Alexander Arntzen: I do think there was already some temp SFX in the scene before I started scoring it. So in that sense, I did have a strong idea of what sounds were already at play, and could work around them to accentuate the music in the best ways possible without distracting from what was already there. Since the sirens have a predictable pattern to them, I knew I could write something with more flow and melody between them to match it well on screen. It’s always a dance with Score & Sound so you just have to learn how to work well together or else it can get a little chaotic.
Wicked Horror: The flashback scenes have a very amped up feel to them. Did you score all of these scenes together to keep the same magnitude, or did you skip around?
Alexander Arntzen: Yes! Funny enough, at one point in the edit, the film had pretty much all those flashbacks as one long scene but then Fansu (the director) decided to break them up earlier in the film. But I had already scored the scenes before that change took place. So it was just a matter of relocating those cues and subtly adjusting the starts and ends of them to fit the new edit.
Wicked Horror: When the soldiers first show up at John’s house looking for Maria, there is a distinct chord striking sound. What did you use for this sequence?
Alexander Arntzen: Great ear! I used a sample library called Metropolis Vol. 3 which includes very visceral and rhythmic orchestral phrases, in particular the string lines. Those patches were a key element in letting the audience know when the protagonists might be in danger or that the bad guys were nearby and ready to strike.
Wicked Horror: You have scored a lot of horror films, why do you think your score resonates so well within that genre? Has this been on purpose?
Alexander Arntzen: Ironically, I am a huge scaredy cat when it comes to watching horror movies. Gotta watch them with the lights on! Perhaps my music resonates well with the genre because I am so deeply affected by them, and from that I can create sounds and atmospheres and ideas that at their core come from a place of genuine terror in what I am watching. I try to be a sonic mirror to what I see on screen and create music that hopefully returns the horror I experience in kind to the audience.
Wicked Horror: You had another horror film, Behemoth, come out recently. Can you talk a little about your score for that film?
Alexander Arntzen: That score was so much fun to create! Peter (the director) really wanted me to “go for it” in terms of creating a really wicked and diabolical Score. It was in some ways similar to Initiation in terms of a more electronic & synthetic soundtrack.
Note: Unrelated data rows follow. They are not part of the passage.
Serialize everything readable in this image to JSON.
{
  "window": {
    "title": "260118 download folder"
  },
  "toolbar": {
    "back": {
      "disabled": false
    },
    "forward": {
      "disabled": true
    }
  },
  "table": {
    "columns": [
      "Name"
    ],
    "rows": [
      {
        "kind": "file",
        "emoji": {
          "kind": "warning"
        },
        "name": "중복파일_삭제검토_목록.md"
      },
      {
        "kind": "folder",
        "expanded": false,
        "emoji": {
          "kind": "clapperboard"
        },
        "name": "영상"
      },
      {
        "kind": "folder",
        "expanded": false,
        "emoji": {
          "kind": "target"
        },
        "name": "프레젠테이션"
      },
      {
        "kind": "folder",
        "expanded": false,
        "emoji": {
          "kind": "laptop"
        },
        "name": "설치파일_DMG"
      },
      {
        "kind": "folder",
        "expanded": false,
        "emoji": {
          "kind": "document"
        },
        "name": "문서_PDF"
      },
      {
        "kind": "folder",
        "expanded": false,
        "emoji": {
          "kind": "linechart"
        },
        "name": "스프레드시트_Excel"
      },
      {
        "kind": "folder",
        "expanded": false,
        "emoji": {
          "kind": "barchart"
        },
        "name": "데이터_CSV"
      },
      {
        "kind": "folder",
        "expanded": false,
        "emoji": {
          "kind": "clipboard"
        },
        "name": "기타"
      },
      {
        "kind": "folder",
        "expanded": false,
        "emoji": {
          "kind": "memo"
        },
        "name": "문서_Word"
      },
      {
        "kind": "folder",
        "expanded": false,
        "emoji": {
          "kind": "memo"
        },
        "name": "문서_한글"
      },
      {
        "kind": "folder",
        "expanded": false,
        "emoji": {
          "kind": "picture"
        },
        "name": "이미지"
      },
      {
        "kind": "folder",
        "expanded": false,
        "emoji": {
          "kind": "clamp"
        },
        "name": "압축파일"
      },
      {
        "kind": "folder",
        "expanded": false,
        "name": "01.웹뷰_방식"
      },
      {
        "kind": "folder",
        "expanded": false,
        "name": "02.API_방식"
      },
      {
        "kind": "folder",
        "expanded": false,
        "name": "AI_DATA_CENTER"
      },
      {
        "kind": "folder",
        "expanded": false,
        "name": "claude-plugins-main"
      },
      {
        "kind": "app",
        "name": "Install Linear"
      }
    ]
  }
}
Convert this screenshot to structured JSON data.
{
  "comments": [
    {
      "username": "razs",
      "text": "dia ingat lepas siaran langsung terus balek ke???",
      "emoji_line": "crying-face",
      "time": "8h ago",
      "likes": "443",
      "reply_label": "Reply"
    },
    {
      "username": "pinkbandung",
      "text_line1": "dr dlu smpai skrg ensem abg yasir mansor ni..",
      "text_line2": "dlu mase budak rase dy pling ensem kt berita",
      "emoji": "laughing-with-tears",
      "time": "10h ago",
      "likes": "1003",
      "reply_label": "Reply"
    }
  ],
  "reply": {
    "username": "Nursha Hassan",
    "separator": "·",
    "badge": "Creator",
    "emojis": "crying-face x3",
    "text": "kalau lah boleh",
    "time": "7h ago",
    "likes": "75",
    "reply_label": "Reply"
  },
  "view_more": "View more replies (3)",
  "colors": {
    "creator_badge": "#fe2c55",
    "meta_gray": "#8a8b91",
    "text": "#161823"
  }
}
But it had far more over the top elements like a reversed satanic choir and straight up atonal elements that get wilder, warped, and more distorted as the movie descends into madness.
Wicked Horror: You are scoring 3 Days Rising, which is a horror thriller that re-imagines Edgar Allan Poe’s masterpiece, The Fall of the House of Usher starring Peter Greene, Mickey Rourke and Ice-T. Where are you at in the scoring process for this film?
Alexander Arntzen: I am indeed! The scoring process has been delayed in part due to re-shoots that still have to be done in order to lock picture. Hopefully I’ll be getting officially started on it right after Thanksgiving!
Wicked Horror: When do you think 3 Days Rising will get released?
Alexander Arntzen: I actually just spoke with Craig (the Director) and the goal would be to have the finished film by February or March. After that, it would be off to festivals, and then eventually distribution. So probably look out for it late 2022, or early 2023!
Wicked Horror: This Halloween season, what horror films are you watching?
Alexander Arntzen: I have been a big fan of the Saw franchise and the Soundtrack by Charlie Clouser for years, so I’ll probably revisit those of these weekends when I have some downtime!